In addition to banning all abortions after 20 weeks post-fertilization (except in very rare circumstances in which the pregnancy is a significant danger to the pregnant person), SF 471 imposes a variety of hurdles and medically unnecessary requirements to all Iowans seeking abortion care. Waiting periods of at least 72 hours mean multiple trips to a healthcare provider (something that can be extremely difficult if you aren’t able to take off work, can’t afford childcare for your other children, or are trying to maintain confidentiality—which may be vitally important to domestic abuse victims).

As usual, those of us with the most privilege are the least affected. Those with access to transportation, childcare, and paid time off—to name a few—will still be able access abortion care. Many of us can travel to another state if we need to end a pregnancy after 20 weeks. Those with less privilege and without adequate access to transportation, childcare, paid time off, and support will suffer the most.

Planned Parenthood has filed a lawsuit fighting the 72-hour waiting period. Their request for an emergency injunction (to keep the rule from going into effect) was denied by District Court Judge Jeffery Farrell on Thursday, but later approved by the Iowa Supreme Court. This temporarily blocks the 72-hour waiting period requirement.

SF 471 restricts the choices of pregnant Iowans and strips grieving families of the right to decide how to best care for their own families. We hope this law will never affect you, but we know it will affect (and has already affected) many individuals and families throughout Iowa. Whether this law affects you or not, and whether you support the law or are outraged by it, we are here to support you.
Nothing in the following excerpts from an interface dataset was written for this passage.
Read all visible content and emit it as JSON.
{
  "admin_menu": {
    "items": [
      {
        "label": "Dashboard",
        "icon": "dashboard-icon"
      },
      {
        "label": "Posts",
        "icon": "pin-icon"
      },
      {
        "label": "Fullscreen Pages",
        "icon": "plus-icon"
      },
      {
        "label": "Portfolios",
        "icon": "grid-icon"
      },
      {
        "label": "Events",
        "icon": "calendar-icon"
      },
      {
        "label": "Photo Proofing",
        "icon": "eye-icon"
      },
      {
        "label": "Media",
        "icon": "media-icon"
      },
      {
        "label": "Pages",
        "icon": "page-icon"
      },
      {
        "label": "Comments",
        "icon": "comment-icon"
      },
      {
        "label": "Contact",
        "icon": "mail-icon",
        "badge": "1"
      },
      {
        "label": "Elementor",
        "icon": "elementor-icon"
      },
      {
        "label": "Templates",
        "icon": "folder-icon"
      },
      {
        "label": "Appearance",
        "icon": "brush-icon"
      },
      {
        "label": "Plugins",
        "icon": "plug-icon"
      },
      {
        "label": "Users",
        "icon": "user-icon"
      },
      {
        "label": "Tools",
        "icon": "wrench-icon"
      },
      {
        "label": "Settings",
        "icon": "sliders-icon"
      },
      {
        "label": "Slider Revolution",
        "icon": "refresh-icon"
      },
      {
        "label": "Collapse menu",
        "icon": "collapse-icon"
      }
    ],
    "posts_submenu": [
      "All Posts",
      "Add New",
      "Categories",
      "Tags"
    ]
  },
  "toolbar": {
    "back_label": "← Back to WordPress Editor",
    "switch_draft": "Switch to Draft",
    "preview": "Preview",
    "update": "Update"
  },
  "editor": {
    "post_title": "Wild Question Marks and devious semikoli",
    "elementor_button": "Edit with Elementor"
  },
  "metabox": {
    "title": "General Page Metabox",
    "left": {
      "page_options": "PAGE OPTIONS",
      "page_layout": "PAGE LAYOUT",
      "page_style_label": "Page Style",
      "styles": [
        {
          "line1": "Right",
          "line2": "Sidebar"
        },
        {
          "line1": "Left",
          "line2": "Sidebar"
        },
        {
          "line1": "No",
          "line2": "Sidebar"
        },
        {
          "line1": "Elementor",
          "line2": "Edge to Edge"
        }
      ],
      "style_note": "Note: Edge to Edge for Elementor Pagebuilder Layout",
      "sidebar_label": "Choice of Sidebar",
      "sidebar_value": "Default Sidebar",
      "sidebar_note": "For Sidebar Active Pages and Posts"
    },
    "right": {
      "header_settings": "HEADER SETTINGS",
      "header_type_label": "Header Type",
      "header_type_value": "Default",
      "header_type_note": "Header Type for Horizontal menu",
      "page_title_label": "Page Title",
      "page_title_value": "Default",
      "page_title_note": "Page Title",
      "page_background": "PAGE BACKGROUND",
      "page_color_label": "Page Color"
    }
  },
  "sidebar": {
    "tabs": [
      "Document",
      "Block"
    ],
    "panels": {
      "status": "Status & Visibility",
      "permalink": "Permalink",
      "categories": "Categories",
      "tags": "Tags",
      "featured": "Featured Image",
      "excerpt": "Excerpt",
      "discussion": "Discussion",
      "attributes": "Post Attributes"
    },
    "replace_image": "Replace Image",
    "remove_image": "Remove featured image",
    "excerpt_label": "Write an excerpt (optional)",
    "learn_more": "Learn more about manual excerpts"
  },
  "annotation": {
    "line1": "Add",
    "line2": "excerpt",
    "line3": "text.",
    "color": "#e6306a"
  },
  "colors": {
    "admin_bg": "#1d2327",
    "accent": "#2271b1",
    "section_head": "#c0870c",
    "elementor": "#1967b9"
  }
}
Doulas of Des Moines is a group of doulas working to support individuals and families throughout the Des Moines Metro area. As individuals, we have differing opinions and viewpoints. But we cannot claim to offer unbiased, non-judgemental care while also advocating to restrict your ability to make decisions about your own body. When we say non-judgemental and unbiased support, we mean it. Whether you would never, under any circumstances consider intentionally ending a pregnancy, you wouldn’t hesitate to end a pregnancy for any reason, or—like most people—you fall somewhere in between, we support you and we honor your story.

You can read SF 471 in it’s entirety here: https://www.legis.iowa.gov/docs/publications/LGE/87/SF471.pdf?utm_medium=email&utm_source=govdelivery

If you’d like to make your voice heard about this important issue, please contact your legislators and/or join with others in your community to create positive change.

Information about Planned Parenthood’s lawsuit:
http://iowapublicradio.org/post/planned-parenthood-loses-request-emergency-injunction-will-appeal-iowa-supreme-court#stream/0

http://www.kcrg.com/content/news/Iowa-Supreme-Court-grants-injunction-on-abortion-law-421461533.html

EmmaRose Benne